2006, extensive conservation and restoration at Indianapolis Museum, paid for by McGaw Foundation with shipment to Seattle.

November 2007,  permanently installed at Museum of Flight in Seattle
History of Aviation Gallery, Boeing Red Barn Wing.

1998  Justin Gruelle’s  archival scrapbooks viewed again by Smart 20 years later
Justin’s daughter, Jayne Gruelle Comerford, Bandon, Oregon   presented scrapbooks to her cousin to add to his JCG archives and collections. “You will know what to do with these.”

2001, Eight Justin Gruelle W.P.A. murals.
Restored and exhibited in Norwalk, CT City Hall Gallery and libraries.

2009, -  2010  New Canaan, Connecticut Historical Society Galleries.
Exhibit of Justin C. Gruelle and family art . Bill Smart invited to speak about the Silvermine years of the family. See previous blog entry.

80th Anniversary edition, A Mother Goose Parade,  written /  illustrated by JCG.
Facsimilie edition of original 1929 P. F. Volland Company children’s book published for distribution during New Canaan Historical Exhibit, September, 2009 until February, 2010. Gruelle’s original pencil drawings with color were on loan from Baldwin Library of Children’s Literature Collection, University of Florida, Gainesville.
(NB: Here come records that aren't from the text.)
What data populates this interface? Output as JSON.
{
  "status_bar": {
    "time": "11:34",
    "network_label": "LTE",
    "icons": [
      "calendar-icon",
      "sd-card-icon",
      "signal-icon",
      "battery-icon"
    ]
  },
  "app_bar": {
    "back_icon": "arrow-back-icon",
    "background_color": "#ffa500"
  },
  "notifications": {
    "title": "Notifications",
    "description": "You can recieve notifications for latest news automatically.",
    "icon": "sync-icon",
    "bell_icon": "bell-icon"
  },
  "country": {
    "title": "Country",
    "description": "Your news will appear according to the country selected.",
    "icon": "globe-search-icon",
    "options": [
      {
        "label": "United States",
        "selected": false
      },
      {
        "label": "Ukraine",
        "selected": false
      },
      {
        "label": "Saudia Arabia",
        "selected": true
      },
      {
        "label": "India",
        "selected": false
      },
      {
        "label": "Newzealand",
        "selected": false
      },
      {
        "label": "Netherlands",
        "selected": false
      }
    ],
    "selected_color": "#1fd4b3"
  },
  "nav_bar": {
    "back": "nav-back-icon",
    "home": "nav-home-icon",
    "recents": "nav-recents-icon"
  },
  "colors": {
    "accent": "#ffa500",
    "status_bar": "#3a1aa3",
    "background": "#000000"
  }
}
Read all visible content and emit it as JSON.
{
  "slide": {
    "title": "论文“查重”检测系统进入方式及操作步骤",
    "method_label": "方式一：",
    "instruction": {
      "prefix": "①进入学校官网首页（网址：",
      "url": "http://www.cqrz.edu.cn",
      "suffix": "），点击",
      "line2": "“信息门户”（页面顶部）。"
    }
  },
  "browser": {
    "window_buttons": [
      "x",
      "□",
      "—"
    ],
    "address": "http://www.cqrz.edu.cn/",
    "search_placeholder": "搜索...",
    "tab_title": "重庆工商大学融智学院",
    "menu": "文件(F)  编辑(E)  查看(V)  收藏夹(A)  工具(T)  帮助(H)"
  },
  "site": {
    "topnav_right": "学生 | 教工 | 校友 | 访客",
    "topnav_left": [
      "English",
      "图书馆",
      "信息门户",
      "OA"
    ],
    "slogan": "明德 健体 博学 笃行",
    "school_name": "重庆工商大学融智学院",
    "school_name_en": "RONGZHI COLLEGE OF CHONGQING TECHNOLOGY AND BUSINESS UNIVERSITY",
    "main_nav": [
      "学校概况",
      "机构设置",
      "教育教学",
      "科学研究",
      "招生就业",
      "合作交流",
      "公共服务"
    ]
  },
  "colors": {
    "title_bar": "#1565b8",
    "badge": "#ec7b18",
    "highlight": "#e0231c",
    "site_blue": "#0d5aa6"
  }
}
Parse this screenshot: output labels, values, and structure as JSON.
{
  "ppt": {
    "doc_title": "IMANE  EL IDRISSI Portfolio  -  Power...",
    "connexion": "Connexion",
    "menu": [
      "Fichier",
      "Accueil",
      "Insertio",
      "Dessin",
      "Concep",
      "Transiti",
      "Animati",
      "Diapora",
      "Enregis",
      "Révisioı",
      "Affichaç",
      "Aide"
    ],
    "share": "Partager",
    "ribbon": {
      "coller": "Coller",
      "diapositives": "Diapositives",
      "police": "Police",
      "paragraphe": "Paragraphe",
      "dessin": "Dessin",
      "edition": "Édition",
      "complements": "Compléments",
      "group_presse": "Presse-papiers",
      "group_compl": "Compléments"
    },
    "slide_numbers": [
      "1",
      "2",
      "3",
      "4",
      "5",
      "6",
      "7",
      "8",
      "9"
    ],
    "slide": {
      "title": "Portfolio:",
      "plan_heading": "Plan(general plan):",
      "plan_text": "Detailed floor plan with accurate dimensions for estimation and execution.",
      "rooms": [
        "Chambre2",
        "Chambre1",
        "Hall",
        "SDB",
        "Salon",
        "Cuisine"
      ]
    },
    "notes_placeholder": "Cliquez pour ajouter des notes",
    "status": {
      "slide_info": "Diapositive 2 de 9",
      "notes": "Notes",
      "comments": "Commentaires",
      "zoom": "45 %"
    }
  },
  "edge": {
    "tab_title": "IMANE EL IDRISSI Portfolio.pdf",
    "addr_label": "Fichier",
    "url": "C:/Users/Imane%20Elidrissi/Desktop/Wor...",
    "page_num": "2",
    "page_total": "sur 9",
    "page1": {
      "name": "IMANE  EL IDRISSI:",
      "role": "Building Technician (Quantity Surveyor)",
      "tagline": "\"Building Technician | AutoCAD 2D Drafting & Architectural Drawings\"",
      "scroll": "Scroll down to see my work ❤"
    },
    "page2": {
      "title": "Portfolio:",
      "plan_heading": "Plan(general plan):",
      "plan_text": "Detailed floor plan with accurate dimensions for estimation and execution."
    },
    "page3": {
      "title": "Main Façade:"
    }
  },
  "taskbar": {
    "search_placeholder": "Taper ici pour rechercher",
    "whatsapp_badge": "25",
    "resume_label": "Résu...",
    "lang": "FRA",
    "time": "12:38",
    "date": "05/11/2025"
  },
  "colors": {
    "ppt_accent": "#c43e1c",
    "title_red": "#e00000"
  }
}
Books available from museum book stores or from nephew Bill Smart, pwmsmart@gmail.com

December, 2011, Donation of Diane and Bill Smart Collection of Justin Gruelle’s             Connecticut  paintings, illustrations  and silk screen prints to City of  Norwalk, Connecticut.
Now on exhibit in City Hall Galleries alongside Gruelle’s W.P. A. murals. See “Norwalk Thanks Bill Smart” interview, December 17, 2011                                       Justin C. Gruelle blogsite.           

2013, GRUELLE’S 25’ x 8’ mural of New Canaan Village Green,
Painted in 1952 for a New Canaan bank. Had been removed when  property sold and stored  at New Canaan Historical Society. Now restored and permanently installed at New Canaan High School.

Igor Sikorsky and the invention of his helicopter

Giant telescopes on Mount Palomar and the electronic microscope

American scientists and inventors
August 5, 2013,  Re-discovery of 3 of Gruelle’s Liquidometer 1940s  “lost” murals in New  York  State by Bill Smart and daughter Anita.
Igor Sikorsky and his invention of the Helicopter, Telescope on Palomar  Mountain and Electron Microscope, and American Inventors and Scientists. Awaiting decision of current owners of building purchased from Liquidometer in 1971 as to their future. A new entrance lobby had been opened on an adjacent street. Original lobby stairwell with four large murals functions as an interior stairwell, poorly lighted, between 3 floors of the building. Still missing are four Liqidometer landscape murals originally installed in their manufacturing plant in Bellows Falls, Vermont, believed to have been given to employees when building was sold in 1971.

February 17, 2014, Alpine Historical Society, California
Bill Smart was invited to talk, with power-point presentation, about later works of Justin and Mabel Gruelle during their California years, 1955 -1978.  It was a follow-up to Smart’s February, 2010 talk to New Canaan Historical Society about Gruelle’s Silvermine Years that ended in 1955 with   their move to California.

There are still lost pieces and the search for other works continues…  

for more information, contact Bill Smart at pwmsmart@gmail.com

Interview with Bill Smart

The Lost Gruelle - Found